Toxicity and Carcinogenicity Studies of Ginkgo biloba Extract in Rat and Mouse: Liver, Thyroid, and
National Institute of Environmental Health Sciences, Research Triangle Park, Durham, North Carolina, USA firstname.lastname@example.org.
Integrated Laboratory Systems Incorporated, Research Triangle Park, Durham, North Carolina, USA.
National Institute of Environmental Health Sciences, Research Triangle Park, Durham, North Carolina, USA.
Battelle, Columbus, Ohio, USA.
Charles River Laboratories, Pathology Associates, Durham, North Carolina, USA.

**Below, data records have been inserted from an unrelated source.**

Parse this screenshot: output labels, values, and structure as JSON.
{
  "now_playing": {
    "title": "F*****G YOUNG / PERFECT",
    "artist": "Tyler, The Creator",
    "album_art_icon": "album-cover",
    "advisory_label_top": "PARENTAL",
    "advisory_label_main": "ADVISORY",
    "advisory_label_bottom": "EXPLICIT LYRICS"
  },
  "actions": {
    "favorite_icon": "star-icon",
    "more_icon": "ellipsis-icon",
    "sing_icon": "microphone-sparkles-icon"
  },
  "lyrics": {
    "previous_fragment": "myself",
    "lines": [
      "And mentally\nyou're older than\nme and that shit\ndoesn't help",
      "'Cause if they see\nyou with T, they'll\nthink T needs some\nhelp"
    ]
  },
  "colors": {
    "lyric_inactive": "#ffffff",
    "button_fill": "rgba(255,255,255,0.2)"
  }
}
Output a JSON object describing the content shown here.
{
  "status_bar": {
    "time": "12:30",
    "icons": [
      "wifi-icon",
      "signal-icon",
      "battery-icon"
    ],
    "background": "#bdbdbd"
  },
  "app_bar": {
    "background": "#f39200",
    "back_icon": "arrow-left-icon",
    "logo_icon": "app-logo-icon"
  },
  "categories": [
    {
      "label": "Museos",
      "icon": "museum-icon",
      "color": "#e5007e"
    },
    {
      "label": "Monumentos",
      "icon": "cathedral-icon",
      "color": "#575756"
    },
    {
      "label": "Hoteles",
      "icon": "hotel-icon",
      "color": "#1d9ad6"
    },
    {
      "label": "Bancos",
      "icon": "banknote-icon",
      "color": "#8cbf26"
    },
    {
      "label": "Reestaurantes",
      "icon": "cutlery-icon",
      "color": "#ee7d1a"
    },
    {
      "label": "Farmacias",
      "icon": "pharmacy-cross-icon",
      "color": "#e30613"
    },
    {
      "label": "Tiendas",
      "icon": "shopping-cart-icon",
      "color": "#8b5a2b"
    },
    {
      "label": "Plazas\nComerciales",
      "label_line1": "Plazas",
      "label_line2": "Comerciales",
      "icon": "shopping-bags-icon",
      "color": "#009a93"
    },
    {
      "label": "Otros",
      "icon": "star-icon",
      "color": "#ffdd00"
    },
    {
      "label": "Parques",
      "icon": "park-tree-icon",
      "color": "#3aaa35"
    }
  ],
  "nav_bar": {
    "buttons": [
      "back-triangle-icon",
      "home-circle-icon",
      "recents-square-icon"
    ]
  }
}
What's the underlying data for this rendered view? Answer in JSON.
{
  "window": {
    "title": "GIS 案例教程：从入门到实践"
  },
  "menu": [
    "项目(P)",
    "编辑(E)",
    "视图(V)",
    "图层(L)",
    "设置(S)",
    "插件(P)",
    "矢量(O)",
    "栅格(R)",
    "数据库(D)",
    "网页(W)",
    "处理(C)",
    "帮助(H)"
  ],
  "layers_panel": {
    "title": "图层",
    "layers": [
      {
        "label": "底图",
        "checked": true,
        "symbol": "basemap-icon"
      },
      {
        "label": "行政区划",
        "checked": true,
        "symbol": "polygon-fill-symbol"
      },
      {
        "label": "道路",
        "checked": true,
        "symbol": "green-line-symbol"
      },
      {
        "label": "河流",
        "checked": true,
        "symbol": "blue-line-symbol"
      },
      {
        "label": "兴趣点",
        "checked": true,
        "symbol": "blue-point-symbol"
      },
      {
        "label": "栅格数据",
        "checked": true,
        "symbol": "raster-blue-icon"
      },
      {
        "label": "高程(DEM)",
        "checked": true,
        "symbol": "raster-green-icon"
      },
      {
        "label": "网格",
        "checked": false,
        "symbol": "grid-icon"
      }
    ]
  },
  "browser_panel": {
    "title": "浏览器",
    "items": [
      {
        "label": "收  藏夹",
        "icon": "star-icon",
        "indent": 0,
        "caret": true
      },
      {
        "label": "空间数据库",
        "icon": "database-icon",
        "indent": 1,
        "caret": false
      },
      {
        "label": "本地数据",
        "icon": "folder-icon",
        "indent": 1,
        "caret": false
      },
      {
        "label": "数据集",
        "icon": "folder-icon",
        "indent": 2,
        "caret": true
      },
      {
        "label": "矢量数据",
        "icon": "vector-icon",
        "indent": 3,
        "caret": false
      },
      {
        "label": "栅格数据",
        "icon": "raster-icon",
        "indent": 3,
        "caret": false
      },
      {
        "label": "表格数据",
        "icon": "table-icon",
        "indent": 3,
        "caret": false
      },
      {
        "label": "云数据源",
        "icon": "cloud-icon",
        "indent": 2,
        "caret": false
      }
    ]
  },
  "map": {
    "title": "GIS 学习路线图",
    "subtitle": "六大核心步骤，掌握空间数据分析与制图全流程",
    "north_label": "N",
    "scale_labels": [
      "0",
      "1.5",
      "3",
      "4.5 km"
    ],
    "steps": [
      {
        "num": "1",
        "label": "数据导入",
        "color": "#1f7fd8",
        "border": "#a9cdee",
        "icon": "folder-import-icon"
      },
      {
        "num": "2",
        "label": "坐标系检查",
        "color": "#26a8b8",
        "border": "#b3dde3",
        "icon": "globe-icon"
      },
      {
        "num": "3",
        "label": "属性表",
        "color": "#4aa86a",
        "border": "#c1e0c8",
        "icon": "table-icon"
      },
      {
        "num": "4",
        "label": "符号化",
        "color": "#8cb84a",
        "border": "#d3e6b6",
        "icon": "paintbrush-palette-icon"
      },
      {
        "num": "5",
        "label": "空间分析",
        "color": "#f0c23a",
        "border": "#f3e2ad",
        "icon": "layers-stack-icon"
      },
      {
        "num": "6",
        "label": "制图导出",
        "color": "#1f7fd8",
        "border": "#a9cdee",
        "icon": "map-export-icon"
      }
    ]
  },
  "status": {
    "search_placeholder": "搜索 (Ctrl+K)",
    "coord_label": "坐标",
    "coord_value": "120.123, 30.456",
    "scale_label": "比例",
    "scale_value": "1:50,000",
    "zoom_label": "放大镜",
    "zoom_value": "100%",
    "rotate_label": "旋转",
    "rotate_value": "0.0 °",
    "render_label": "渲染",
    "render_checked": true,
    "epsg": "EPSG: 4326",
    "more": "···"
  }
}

Ginkgo biloba extract (GBE) is a popular herbal supplement that is used to improve circulation and brain function. In spite of widespread human exposure to relatively high doses over potentially long periods of time, there is a paucity of data from animal studies regarding the toxicity and carcinogenicity associated with GBE. In order to fill this knowledge gap, 3-month and 2-year toxicity and carcinogenicity studies with GBE administered by oral gavage to B6C3F1/N mice and F344/N rats were performed as part of the National Toxicology Program's Dietary Supplements and Herbal Medicines Initiative. The targets of GBE treatment were the liver, thyroid, and nose. These targets were consistent across exposure period, sex, and species, albeit with varying degrees of effect observed among studies. Key findings included a notably high incidence of hepatoblastomas in male and female mice and evidence of carcinogenic potential in the thyroid gland of both mice and rats. Various nonneoplastic lesions were observed beyond control levels in the liver, thyroid gland, and nose of rats and mice administered GBE. Although these results cannot be directly extrapolated to humans, the findings fill an important data gap in assessing risk associated with GBE use.